- Autistic females are more likely to experience high rates of depression and anxiety. Beginning in their teenage years, there’s evidence to suggest that autistic girls commonly develop mental health issues, including depression, anxiety and eating disorders. Staff at eating disorder clinics in Birmingham recently discovered that 60-70% of the women in their twenties attending the clinic were undiagnosed autistic women.
- Autistic females often have fewer friends. Particularly in their teenage years, autistic girls are often isolated or have fewer friends than other girls in their peer group. This is linked to the difficulty that autistic women experience with communication and interaction.
- Autistic females find teenage life particularly stressful. Whilst any teenager can have trouble coping with their adolescent years, autistic girls are likely to struggle even more as they get to grips with their sexuality, relationships and puberty.

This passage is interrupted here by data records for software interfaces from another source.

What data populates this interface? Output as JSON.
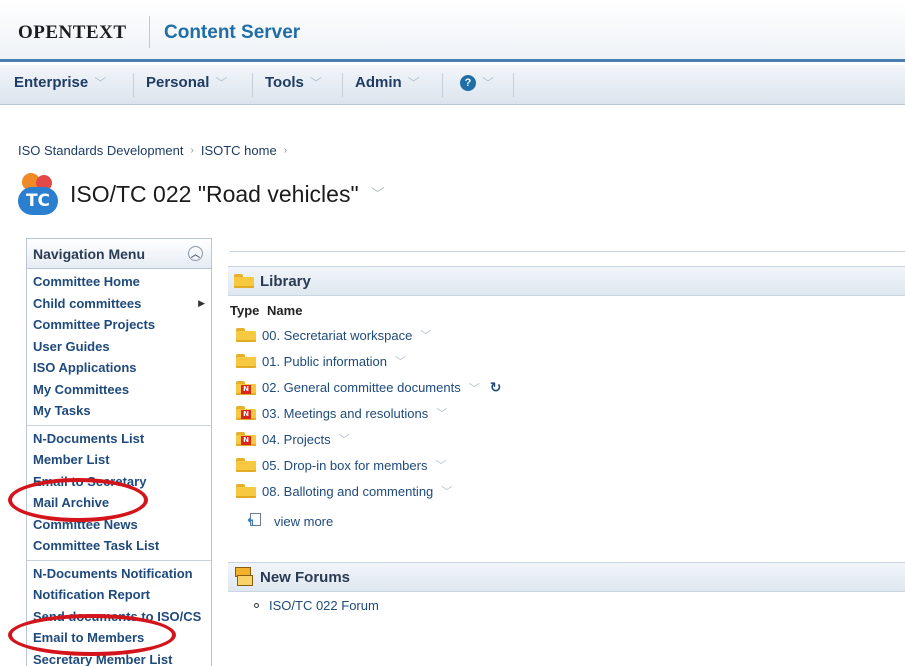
{
  "header": {
    "brand": "OPENTEXT",
    "product": "Content Server"
  },
  "menu": {
    "items": [
      {
        "label": "Enterprise"
      },
      {
        "label": "Personal"
      },
      {
        "label": "Tools"
      },
      {
        "label": "Admin"
      }
    ],
    "help_icon": "help-icon"
  },
  "breadcrumb": {
    "items": [
      "ISO Standards Development",
      "ISOTC home"
    ]
  },
  "page": {
    "logo_text": "TC",
    "title": "ISO/TC 022 \"Road vehicles\""
  },
  "nav": {
    "title": "Navigation Menu",
    "groups": [
      [
        "Committee Home",
        "Child committees",
        "Committee Projects",
        "User Guides",
        "ISO Applications",
        "My Committees",
        "My Tasks"
      ],
      [
        "N-Documents List",
        "Member List",
        "Email to Secretary",
        "Mail Archive",
        "Committee News",
        "Committee Task List"
      ],
      [
        "N-Documents Notification",
        "Notification Report",
        "Send documents to ISO/CS",
        "Email to Members",
        "Secretary Member List"
      ]
    ]
  },
  "library": {
    "title": "Library",
    "columns": {
      "type": "Type",
      "name": "Name"
    },
    "rows": [
      {
        "name": "00. Secretariat workspace",
        "icon": "folder-icon"
      },
      {
        "name": "01. Public information",
        "icon": "folder-icon"
      },
      {
        "name": "02. General committee documents",
        "icon": "n-folder-icon"
      },
      {
        "name": "03. Meetings and resolutions",
        "icon": "n-folder-icon"
      },
      {
        "name": "04. Projects",
        "icon": "n-folder-icon"
      },
      {
        "name": "05. Drop-in box for members",
        "icon": "folder-icon"
      },
      {
        "name": "08. Balloting and commenting",
        "icon": "folder-icon"
      }
    ],
    "view_more": "view more"
  },
  "forums": {
    "title": "New Forums",
    "items": [
      "ISO/TC 022 Forum"
    ]
  },
  "colors": {
    "accent": "#1f6ea8",
    "link": "#1e4a7c",
    "highlight_ellipse": "#d4141b"
  }
}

These events can be challenging to understand and there’s unfortunately very little guidance out there to help.
Further Guidance on Female Autism:
The following links and online resources may be useful to you in your quest to learn more about autism amongst girls and women:
‘The Lost Girls’ on the Spectrum website is a great read that tells the story of Maya and the struggle she went through to become diagnosed with autism.
Autism in Pink is a documentary film featuring the stories of women around the world who have autism, including the challenges they’ve faced and their achievements.
Autism Women Matter is an organisation that represents autistic women in the UK, aiming to support autistic females and raise awareness of the challenges they face.
The Curly Hair Project is a website set up by Alis, a 26-year-old woman with Asperger Syndrome, which aims to provide support and relatable content to women with an ASD.
Scottish Autism has recently been given funding to develop a new Women and Girls support programme, aimed at addressing key health and wellbeing challenges, as well as providing practical advice on a range of issues.
More from The Hub:
- Neurodiversity and the Autism Rights Movement
- Parenting Changes to Make for Teens with Autism
- Autism Awareness Quiz